DSM-5 Myths & Misinformation (Part 3)
by Leigh-Ann Renz, 9.1.14
DSM-5 Myth # 2:
“So after I have to learn an entirely new code set for DSM-5, I’ll have to start from stratch with ICD-10!?”
No!! Although mental / behavioral health care providers such as psychologists and psychiatrists have the added challenge of incorporating DSM-5 in addition to ICD-10, the good news is that they cover both at the same time!
Learning an entirely new code set and coding pathway such as DSM-5 is challenging, to be sure. But the good news for our industry is that after the transition to DSM-5 is complete, switching to ICD-10 codes next fall should be a smooth and organic process.

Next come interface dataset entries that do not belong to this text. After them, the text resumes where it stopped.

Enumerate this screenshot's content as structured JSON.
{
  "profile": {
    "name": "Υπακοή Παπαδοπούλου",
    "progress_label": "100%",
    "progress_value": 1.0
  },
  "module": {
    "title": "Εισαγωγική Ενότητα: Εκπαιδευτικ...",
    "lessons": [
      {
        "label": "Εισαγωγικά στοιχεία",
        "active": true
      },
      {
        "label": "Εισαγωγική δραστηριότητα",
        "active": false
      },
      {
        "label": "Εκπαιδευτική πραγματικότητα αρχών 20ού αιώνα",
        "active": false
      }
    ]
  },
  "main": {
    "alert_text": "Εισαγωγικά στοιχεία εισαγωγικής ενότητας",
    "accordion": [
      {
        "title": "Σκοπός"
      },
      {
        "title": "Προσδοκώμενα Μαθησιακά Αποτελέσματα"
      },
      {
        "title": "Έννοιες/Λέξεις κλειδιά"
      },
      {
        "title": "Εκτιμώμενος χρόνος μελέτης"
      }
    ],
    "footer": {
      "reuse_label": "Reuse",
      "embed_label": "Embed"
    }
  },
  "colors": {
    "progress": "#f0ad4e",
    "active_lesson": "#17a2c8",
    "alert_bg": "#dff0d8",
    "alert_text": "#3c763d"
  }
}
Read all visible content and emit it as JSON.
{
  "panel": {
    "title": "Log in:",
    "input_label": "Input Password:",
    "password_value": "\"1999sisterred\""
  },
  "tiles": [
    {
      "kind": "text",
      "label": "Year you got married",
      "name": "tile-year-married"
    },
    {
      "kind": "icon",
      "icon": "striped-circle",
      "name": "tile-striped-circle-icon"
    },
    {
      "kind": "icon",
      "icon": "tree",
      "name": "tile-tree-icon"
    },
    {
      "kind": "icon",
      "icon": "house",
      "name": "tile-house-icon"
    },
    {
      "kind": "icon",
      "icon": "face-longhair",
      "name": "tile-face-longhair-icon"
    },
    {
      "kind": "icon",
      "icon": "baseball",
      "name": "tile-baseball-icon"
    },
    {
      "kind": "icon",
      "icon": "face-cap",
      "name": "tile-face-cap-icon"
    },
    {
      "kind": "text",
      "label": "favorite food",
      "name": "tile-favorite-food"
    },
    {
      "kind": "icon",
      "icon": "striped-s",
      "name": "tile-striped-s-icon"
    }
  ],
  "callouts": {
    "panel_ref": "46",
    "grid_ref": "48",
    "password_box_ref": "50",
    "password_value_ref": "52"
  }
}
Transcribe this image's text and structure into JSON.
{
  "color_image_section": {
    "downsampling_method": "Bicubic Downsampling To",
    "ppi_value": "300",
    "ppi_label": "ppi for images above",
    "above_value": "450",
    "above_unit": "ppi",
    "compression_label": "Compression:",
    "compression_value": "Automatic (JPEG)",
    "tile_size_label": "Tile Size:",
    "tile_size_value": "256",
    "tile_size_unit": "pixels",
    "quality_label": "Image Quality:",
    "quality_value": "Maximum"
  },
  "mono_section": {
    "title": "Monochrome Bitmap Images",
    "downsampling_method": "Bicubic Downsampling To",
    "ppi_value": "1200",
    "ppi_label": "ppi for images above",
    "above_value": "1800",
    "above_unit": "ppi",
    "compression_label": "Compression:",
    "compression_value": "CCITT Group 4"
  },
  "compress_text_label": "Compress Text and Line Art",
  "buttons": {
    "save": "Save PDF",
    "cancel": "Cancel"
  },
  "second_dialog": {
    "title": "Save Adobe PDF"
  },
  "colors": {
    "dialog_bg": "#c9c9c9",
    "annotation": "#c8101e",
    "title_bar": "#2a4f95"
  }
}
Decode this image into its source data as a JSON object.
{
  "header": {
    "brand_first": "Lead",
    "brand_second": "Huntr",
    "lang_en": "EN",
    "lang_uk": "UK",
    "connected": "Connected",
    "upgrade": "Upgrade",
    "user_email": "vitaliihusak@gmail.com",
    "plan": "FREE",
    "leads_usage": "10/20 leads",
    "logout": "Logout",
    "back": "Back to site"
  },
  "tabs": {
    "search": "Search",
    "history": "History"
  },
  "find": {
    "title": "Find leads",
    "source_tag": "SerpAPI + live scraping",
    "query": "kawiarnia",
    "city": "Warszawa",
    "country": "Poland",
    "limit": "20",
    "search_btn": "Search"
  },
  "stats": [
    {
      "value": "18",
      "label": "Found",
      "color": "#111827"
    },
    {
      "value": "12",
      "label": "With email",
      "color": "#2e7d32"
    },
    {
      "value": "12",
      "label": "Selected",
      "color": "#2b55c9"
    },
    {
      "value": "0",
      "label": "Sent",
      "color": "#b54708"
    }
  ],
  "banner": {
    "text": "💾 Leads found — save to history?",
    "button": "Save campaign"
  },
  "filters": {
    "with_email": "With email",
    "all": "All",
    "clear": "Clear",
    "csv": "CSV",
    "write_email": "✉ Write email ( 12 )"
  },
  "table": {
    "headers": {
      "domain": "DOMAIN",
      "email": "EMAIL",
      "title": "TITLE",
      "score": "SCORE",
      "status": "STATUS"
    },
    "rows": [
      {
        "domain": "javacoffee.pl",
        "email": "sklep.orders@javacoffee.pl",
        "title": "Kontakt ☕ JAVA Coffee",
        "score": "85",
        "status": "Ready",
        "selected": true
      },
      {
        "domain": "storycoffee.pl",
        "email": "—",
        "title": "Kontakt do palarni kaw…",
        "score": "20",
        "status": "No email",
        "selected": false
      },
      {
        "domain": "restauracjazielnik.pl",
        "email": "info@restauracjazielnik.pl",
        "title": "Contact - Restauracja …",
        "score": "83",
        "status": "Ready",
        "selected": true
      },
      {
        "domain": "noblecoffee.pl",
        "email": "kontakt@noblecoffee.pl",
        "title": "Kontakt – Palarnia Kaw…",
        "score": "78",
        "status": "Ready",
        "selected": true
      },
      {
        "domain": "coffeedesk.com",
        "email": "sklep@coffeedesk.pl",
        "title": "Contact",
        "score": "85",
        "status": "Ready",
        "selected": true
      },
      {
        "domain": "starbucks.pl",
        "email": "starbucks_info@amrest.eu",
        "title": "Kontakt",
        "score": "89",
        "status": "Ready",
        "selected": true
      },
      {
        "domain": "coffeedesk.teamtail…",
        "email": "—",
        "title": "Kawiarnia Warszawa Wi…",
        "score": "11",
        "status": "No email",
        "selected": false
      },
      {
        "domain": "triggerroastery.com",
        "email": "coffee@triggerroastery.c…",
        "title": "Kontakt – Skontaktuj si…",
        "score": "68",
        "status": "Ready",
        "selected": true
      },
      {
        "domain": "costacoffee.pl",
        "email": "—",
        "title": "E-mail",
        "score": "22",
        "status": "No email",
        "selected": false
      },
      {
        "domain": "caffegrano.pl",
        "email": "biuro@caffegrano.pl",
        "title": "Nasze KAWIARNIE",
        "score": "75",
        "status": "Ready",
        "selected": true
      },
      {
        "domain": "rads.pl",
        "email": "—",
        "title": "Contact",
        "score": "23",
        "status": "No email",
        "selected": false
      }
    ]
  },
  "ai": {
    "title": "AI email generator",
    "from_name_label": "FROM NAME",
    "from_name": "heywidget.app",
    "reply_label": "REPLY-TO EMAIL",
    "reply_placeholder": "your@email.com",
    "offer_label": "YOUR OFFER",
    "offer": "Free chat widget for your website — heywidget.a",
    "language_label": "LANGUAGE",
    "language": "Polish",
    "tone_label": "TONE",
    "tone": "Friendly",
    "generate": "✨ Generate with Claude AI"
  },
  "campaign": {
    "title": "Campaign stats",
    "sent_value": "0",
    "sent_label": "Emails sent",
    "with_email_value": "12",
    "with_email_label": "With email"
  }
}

For example, whereas you typically diagnosed Rett’s Disorder as 299.80 under DSM-IV, you now must pick the correct specifier description under the much broader code of 299.00, which covers signifcantly more ground. However, once you’ve made that switch from coding with DSM-IV to DSM-5, using the ICD-10 code of F84.0 next October should be a relatively easy process.
Simply put, mental / behavioral health has the harder work now: whereas the rest of the medical field will be struggling to learn ICD-10 in 2015, DSM-5 has been in effect since 1/1/14. Although switching code sets is never easy, it is comforting to know that we have the advantage of being forced into this transition early.
While we’ll still have to deal with the challenges of dual coding due to dates of service and seeing if payers are truly ready to handle the ICD-10 switchover, at least we will be accustomed to looking to the correct diagnosis code. It will simply be a matter of choosing the DSM-5 number in parentheses come 10/1/15.
DSM-5 Myth # 2: “I’ve been using DSM codes my whole career, but now I have to use ICD-10 codes, whatever that means.”
DSM-5 Myth # 1: “The deadine for ICD-10 was pushed back to 2015, so the deadline for DSM-5 must be delayed too.”
See the PIMSY Coding & Billing Resource Center for more information, tools and complimentary resources.